This one’s a must, especially for those who drink just to get drunk. A tasting session at the hole-in-wall Milroy’s of Soho whisky bar exhibited a selection so vast, it reminded me of the never-ending drinks menu on Virgin Atlantic’s Upper Class lounge, a bit too elaborate for an eight-hour flight.
Take your pick from five kinds of 60 to 90-minute-long tastings ranging from Regions of Scotland to Americas and Closed Distilleries in the company of a connoisseur.
What caught my fancy during the “Around the world” whisky tasting session was the Japanese Nikka whisky. This one could easily pass for a top-notch single malt at a blind tasting.
Best of Bicester
Who doesn’t mind some serious retail therapy? And when designer brands come 60 per cent cheaper, there’s every excuse to spoil yourself. Plus, if you’re lucky you could even bump into familiar faces from Hollywood and Bollywood whilst boutique hopping!
Such a shopaholic’s paradise is about an hour’s drive from London. There, Armani rubs shoulder with Alexander McQueen and Longchamp sits cheek by jowl with Longines, all with price tags that scream pick me up.
The destination in question is Bicester Village, which has over 160 international designer boutiques along with restaurants and cafés for bites between shopping sessions. Think you’ve overspent? There’s a prayer room too!
Magic of micro-greens
Away from the madding crowd, spend a morning learning how to grow micro-greens at the Belmond Le Manoir aux Quat’Saisons. The 15th century honey-hued manor, where you can stop for tea and pastries before making your way to the vegetable and herb gardens, is nestled in Oxfordshire and is home to the acclaimed The Raymond Blanc Cookery School.
Our teacher, the head vegetable gardener, Jennifer Pryke gave us a tour of the lush gardens and mushroom valley as we took wild guesses at identifying the herb and vegetable micro-greens we were tasting straight from the plants, mistaking radish for mustard and parsley for celery!

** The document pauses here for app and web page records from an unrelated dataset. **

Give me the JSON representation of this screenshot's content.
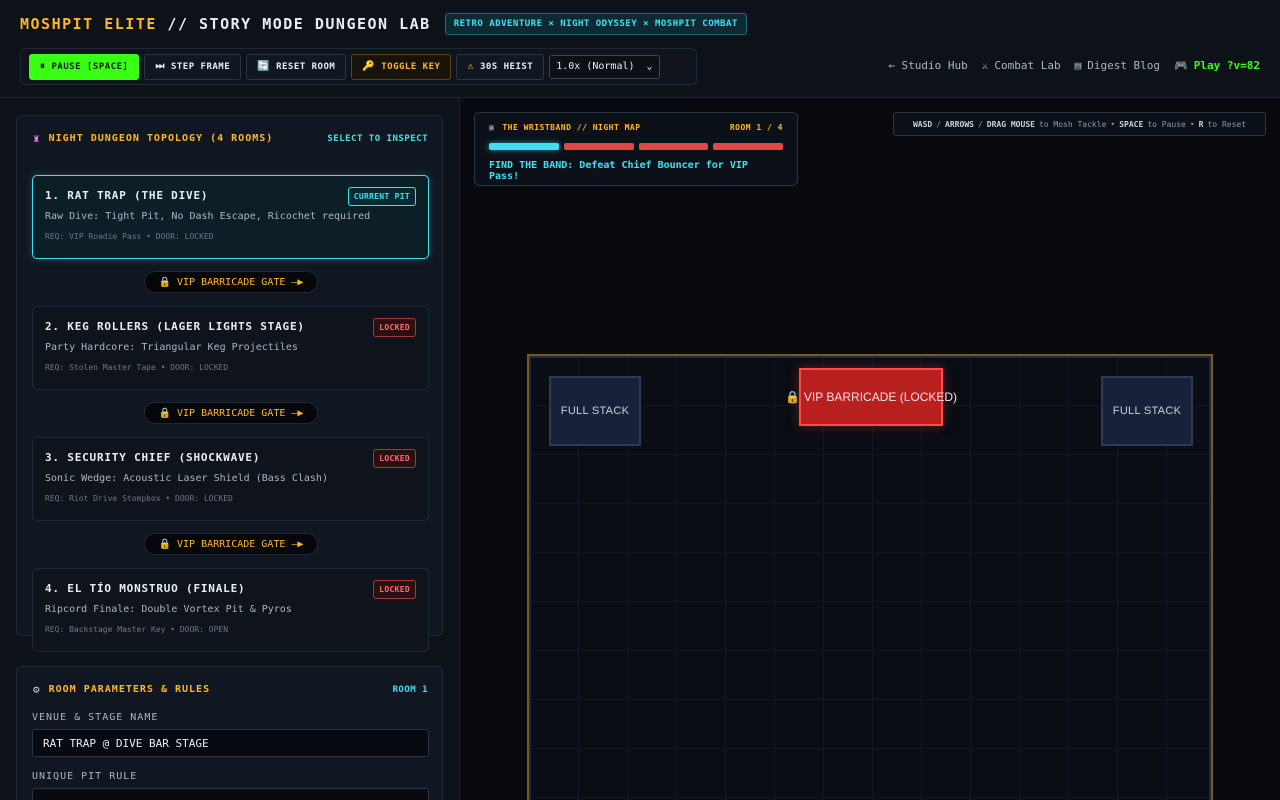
{
  "header": {
    "brand": "MOSHPIT ELITE",
    "title_rest": " // STORY MODE DUNGEON LAB",
    "tagline": "RETRO ADVENTURE × NIGHT ODYSSEY × MOSHPIT COMBAT"
  },
  "toolbar": {
    "pause": "PAUSE [SPACE]",
    "step": "STEP FRAME",
    "reset": "RESET ROOM",
    "toggle_key": "TOGGLE KEY",
    "heist": "30S HEIST",
    "speed": "1.0x (Normal)"
  },
  "nav": {
    "studio": "← Studio Hub",
    "combat": "Combat Lab",
    "digest": "Digest Blog",
    "play": "Play ?v=82"
  },
  "topology": {
    "title": "NIGHT DUNGEON TOPOLOGY (4 ROOMS)",
    "hint": "SELECT TO INSPECT",
    "gate_label": "VIP BARRICADE GATE",
    "rooms": [
      {
        "name": "1. RAT TRAP (THE DIVE)",
        "desc": "Raw Dive: Tight Pit, No Dash Escape, Ricochet required",
        "req": "REQ: VIP Roadie Pass  •  DOOR: LOCKED",
        "badge": "CURRENT PIT"
      },
      {
        "name": "2. KEG ROLLERS (LAGER LIGHTS STAGE)",
        "desc": "Party Hardcore: Triangular Keg Projectiles",
        "req": "REQ: Stolen Master Tape  •  DOOR: LOCKED",
        "badge": "LOCKED"
      },
      {
        "name": "3. SECURITY CHIEF (SHOCKWAVE)",
        "desc": "Sonic Wedge: Acoustic Laser Shield (Bass Clash)",
        "req": "REQ: Riot Drive Stompbox  •  DOOR: LOCKED",
        "badge": "LOCKED"
      },
      {
        "name": "4. EL TÍO MONSTRUO (FINALE)",
        "desc": "Ripcord Finale: Double Vortex Pit & Pyros",
        "req": "REQ: Backstage Master Key  •  DOOR: OPEN",
        "badge": "LOCKED"
      }
    ]
  },
  "params": {
    "title": "ROOM PARAMETERS & RULES",
    "room": "ROOM 1",
    "venue_label": "VENUE & STAGE NAME",
    "venue_value": "RAT TRAP @ DIVE BAR STAGE",
    "rule_label": "UNIQUE PIT RULE"
  },
  "map": {
    "title": "THE WRISTBAND // NIGHT MAP",
    "room": "ROOM 1 / 4",
    "progress_current": 1,
    "progress_total": 4,
    "objective": "FIND THE BAND: Defeat Chief Bouncer for VIP Pass!"
  },
  "controls": {
    "k1": "WASD",
    "k2": "ARROWS",
    "k3": "DRAG MOUSE",
    "t1": "to Mosh Tackle",
    "k4": "SPACE",
    "t2": "to Pause",
    "k5": "R",
    "t3": "to Reset"
  },
  "arena": {
    "stack_left": "FULL STACK",
    "stack_right": "FULL STACK",
    "barricade": "VIP BARRICADE (LOCKED)"
  },
  "icons": {
    "pause": "pause-icon",
    "step": "skip-icon",
    "reset": "reset-icon",
    "key": "key-icon",
    "warning": "warning-icon",
    "lock": "lock-icon"
  },
  "colors": {
    "accent_green": "#39ff14",
    "accent_cyan": "#3ee0f0",
    "accent_amber": "#ffb627",
    "danger": "#e04848"
  }
}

Our last stop, the glasshouse, doubled as our classroom and the venue for a delicious working lunch. Armed with compost, seeds and miniature gardening tools, we sowed mustard, Greek cress, pak choi and purple radish seeds in little porous black plastic trays.
A vegetarian lunch (creamy pumpkin soup, garden fresh salads, melt-in the-mouth spinach and ricotta pie and chocolate ganache) prepared in the Michelin star kitchen with organic produce is the perfect way to end a fruitful day.
Date with Tate
There can be no better way to get up close and personal with a city’s culture than visiting a museum, and while the British Museum and The National Gallery occupy top spots on visitor itineraries, a visit to Tate Modern will offer a chic peek into international modern and contemporary art.
I enjoyed the walk to the museum by the river Thames, with the Tower Bridge of London forming an iconic backdrop, and felt overly patriotic and proud to spot Sheela Gowda’s massive installation Behold there.
Sheela Gowda’s massive installation Behold comprising four kilometres of knotted human hair and car bumpers at Tate Modern is hard to miss
Comprising four kilometres of hand-knotted rope extended around nearly 20 car bumpers suspended on gallery walls and piled on the floor, this is quite an eye catcher.
These ropes, we learnt, are made of braided human hair. Eureka! Now I know the reason for the strange smell around us!
Follow @lubnasalim1234 on Twitter
From HT Brunch, February 25, 2018
Follow us on twitter.com/HTBrunch
Connect with us on facebook.com/hindustantimesbrunch
First Published: Feb 24, 2018 21:02 IST